(Activity):
If a line of the records holds the word "order", copy it out.

---- Dataset records

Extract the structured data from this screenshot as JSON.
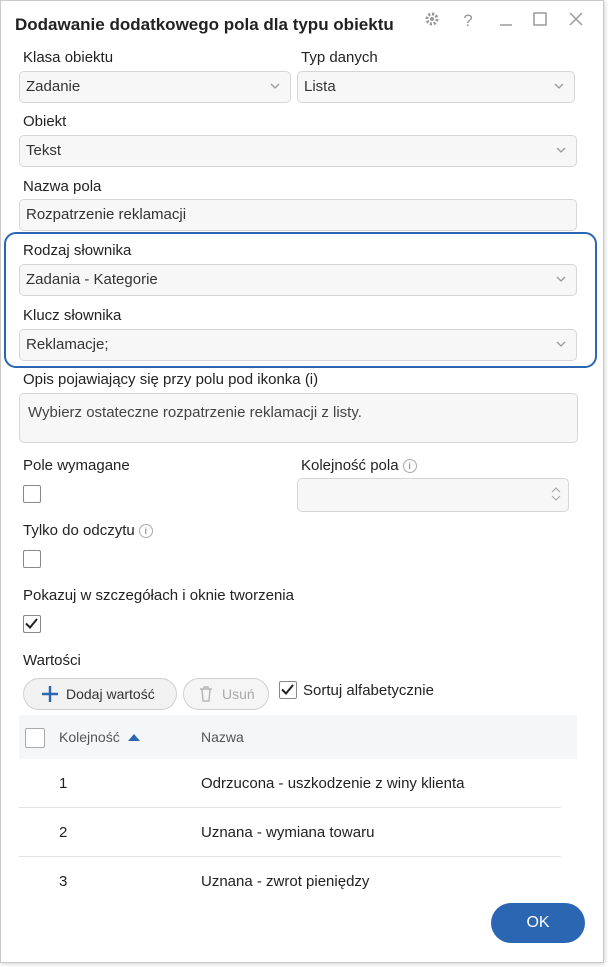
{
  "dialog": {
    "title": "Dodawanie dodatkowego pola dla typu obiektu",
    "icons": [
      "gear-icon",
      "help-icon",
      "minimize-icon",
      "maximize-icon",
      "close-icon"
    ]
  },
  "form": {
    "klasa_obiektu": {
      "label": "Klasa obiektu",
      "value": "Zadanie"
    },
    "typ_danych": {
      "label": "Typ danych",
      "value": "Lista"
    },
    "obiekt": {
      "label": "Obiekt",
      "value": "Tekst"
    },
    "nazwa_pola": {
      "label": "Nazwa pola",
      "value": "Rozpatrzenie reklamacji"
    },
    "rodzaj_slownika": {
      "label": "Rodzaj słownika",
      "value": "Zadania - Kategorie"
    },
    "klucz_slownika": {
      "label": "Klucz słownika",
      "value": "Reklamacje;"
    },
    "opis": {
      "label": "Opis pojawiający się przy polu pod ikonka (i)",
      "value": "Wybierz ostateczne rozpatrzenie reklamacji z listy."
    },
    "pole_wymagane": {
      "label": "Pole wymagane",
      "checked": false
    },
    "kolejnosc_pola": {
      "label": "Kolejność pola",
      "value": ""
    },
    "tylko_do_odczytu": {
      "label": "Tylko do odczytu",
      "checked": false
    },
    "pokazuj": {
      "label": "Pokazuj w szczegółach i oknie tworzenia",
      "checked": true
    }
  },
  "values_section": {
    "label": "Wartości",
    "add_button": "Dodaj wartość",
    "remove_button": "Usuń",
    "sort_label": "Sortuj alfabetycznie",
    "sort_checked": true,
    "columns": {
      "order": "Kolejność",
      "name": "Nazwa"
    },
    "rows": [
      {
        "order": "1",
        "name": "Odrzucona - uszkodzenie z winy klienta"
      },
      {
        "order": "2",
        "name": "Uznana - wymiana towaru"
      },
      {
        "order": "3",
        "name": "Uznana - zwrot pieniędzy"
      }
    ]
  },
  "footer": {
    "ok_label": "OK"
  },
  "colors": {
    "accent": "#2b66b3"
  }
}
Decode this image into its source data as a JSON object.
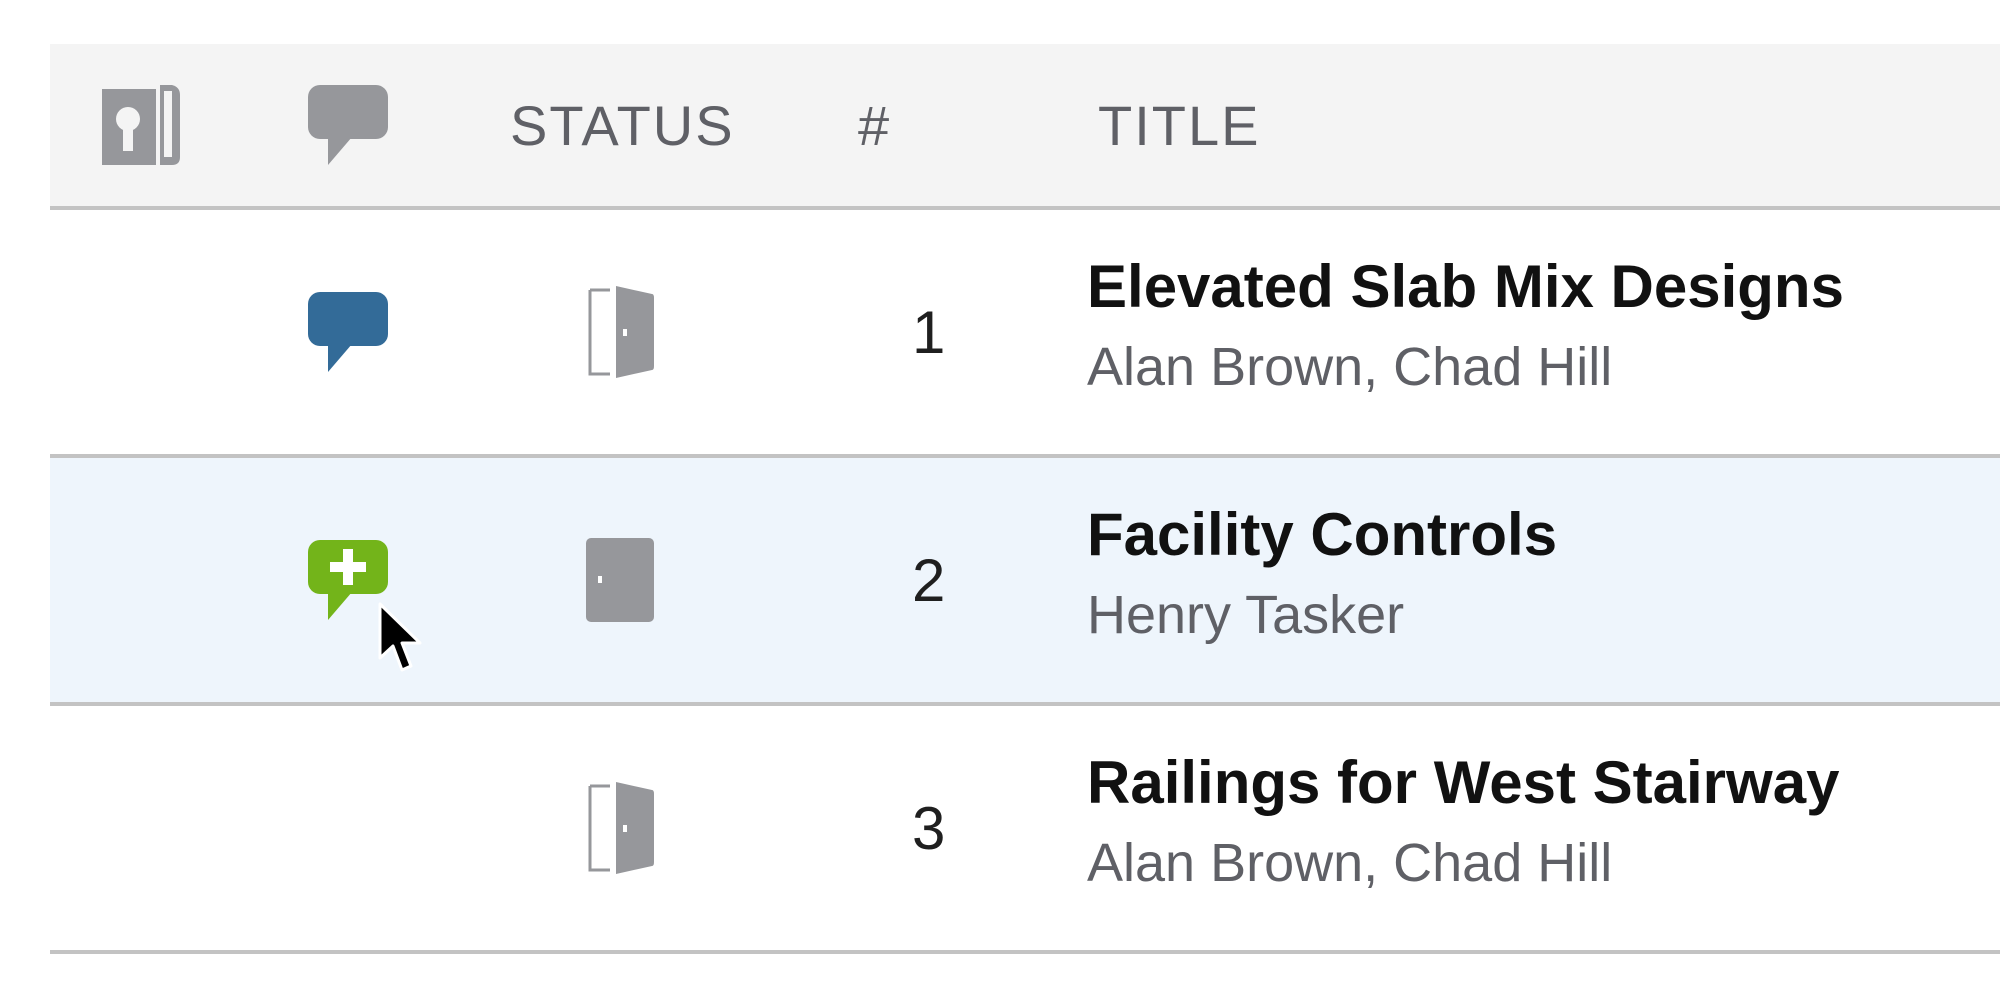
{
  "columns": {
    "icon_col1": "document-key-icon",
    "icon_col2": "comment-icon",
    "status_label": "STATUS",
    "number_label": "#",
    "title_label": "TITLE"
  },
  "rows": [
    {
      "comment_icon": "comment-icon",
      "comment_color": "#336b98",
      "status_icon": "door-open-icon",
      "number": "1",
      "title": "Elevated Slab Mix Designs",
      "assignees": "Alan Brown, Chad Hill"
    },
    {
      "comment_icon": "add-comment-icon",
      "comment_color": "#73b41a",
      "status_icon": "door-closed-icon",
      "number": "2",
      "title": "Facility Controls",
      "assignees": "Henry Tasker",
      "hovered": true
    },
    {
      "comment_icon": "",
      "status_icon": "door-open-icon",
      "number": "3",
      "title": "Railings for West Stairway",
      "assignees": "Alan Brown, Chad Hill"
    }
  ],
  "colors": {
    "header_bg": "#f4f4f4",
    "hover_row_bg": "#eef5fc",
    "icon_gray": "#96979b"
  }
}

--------

(Task result):
      "order": "Kolejność",
        "order": "1",
        "order": "2",
        "order": "3",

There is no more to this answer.